Politico recapped the speech in a video highlighting what it termed were “made-for-TV moments.”
Journalism cannot serve its role as an institutional check on the powerful if it is driven by a need to maximize profit. The press can’t be afraid to be boring, but changes in the industry’s economic landscape over the past 20 years show what happens if it can’t keep our attention. It’s for that reason that there are several Pulitzer Prize-winning journalists who’ve left the profession for different and more stable industries while Cillizza pulls paychecks for writing articles about “The mystery of Donald Trump's 'photoshopped' tan-face picture” and “8 very good things that happened to Donald Trump this week.”
In Amusing Ourselves to Death, Postman argued that as society shifted to rely on TV news for information and entertainment, we risked becoming a “trivial culture” like the dystopia described in Aldous Huxley’s Brave New World, warning that “the truth would be drowned in a sea of irrelevance.”
Restoring the press as an institutional check on the powerful will be a team effort, and it’s important to start now.
The Jeff Zuckers of the world aren’t about to abandon their politics-as-entertainment approach to journalism anytime soon, especially if nothing changes about industry incentives.
In 2016, media coverage of Trump and Democratic presidential nominee Hillary Clinton skewed heavily in favor of horse race reporting -- coverage of who is winning and why. According to a study by Harvard University’s Shorenstein Center on Media, Politics and Public Policy, horse race coverage made up a stunning 42% of news reports. Controversies made up 17% of coverage, with policy taking up just 10%. Even more worrying is that in that small portion of policy reporting, a large chunk focused on Trump’s immigration proposals -- almost certainly as the result of the inflammatory way in which he presented radical and unrealistic proposals like banning Muslims from entering the U.S. or building a southern border wall at zero cost to taxpayers.
“Clinton’s alleged scandals accounted for 16 percent of her coverage--four times the amount of press attention paid to Trump’s treatment of women and sixteen times the amount of news coverage given to Clinton’s most heavily covered policy position,” the reports authors note.

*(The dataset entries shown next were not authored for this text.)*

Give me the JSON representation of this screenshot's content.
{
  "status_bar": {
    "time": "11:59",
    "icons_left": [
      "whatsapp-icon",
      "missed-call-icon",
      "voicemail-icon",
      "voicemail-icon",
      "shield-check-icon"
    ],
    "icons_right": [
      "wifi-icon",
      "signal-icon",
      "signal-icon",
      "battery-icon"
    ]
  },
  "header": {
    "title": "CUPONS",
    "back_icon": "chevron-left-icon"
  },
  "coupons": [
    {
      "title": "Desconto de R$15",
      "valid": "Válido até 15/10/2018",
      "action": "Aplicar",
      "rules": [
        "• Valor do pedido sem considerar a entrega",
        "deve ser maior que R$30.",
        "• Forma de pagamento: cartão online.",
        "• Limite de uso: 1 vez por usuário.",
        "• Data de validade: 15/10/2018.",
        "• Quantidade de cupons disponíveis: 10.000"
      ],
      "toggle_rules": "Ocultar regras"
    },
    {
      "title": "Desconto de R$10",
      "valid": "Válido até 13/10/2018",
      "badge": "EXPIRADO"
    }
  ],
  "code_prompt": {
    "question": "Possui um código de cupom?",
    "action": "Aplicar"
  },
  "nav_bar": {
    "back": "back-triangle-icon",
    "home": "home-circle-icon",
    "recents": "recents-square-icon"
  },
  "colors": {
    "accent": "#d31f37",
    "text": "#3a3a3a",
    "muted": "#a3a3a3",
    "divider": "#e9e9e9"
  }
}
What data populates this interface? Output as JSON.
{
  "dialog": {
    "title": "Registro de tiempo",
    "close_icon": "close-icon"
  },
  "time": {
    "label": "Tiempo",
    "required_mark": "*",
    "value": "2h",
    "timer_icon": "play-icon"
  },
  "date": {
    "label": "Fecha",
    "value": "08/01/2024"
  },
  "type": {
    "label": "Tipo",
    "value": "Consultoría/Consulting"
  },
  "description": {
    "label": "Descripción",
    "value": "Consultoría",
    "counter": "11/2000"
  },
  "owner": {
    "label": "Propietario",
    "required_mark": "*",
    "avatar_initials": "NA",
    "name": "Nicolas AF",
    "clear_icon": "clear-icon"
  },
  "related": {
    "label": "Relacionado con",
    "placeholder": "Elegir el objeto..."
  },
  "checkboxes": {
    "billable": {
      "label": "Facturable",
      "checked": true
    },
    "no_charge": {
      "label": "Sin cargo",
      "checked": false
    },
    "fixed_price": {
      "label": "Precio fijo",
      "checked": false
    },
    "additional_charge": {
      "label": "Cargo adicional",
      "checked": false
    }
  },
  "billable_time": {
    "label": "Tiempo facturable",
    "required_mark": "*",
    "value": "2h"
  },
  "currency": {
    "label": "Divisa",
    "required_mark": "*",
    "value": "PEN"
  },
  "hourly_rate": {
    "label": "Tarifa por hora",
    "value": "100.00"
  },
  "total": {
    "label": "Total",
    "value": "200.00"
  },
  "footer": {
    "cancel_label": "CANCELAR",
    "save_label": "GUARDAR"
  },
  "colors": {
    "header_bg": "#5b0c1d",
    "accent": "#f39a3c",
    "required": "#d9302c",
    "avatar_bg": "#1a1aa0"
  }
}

Mainstream journalists covered the 2016 presidential election like a soap opera, not like a competition between two competing visions for the country. It’s hard to believe that this year’s coverage will be any different.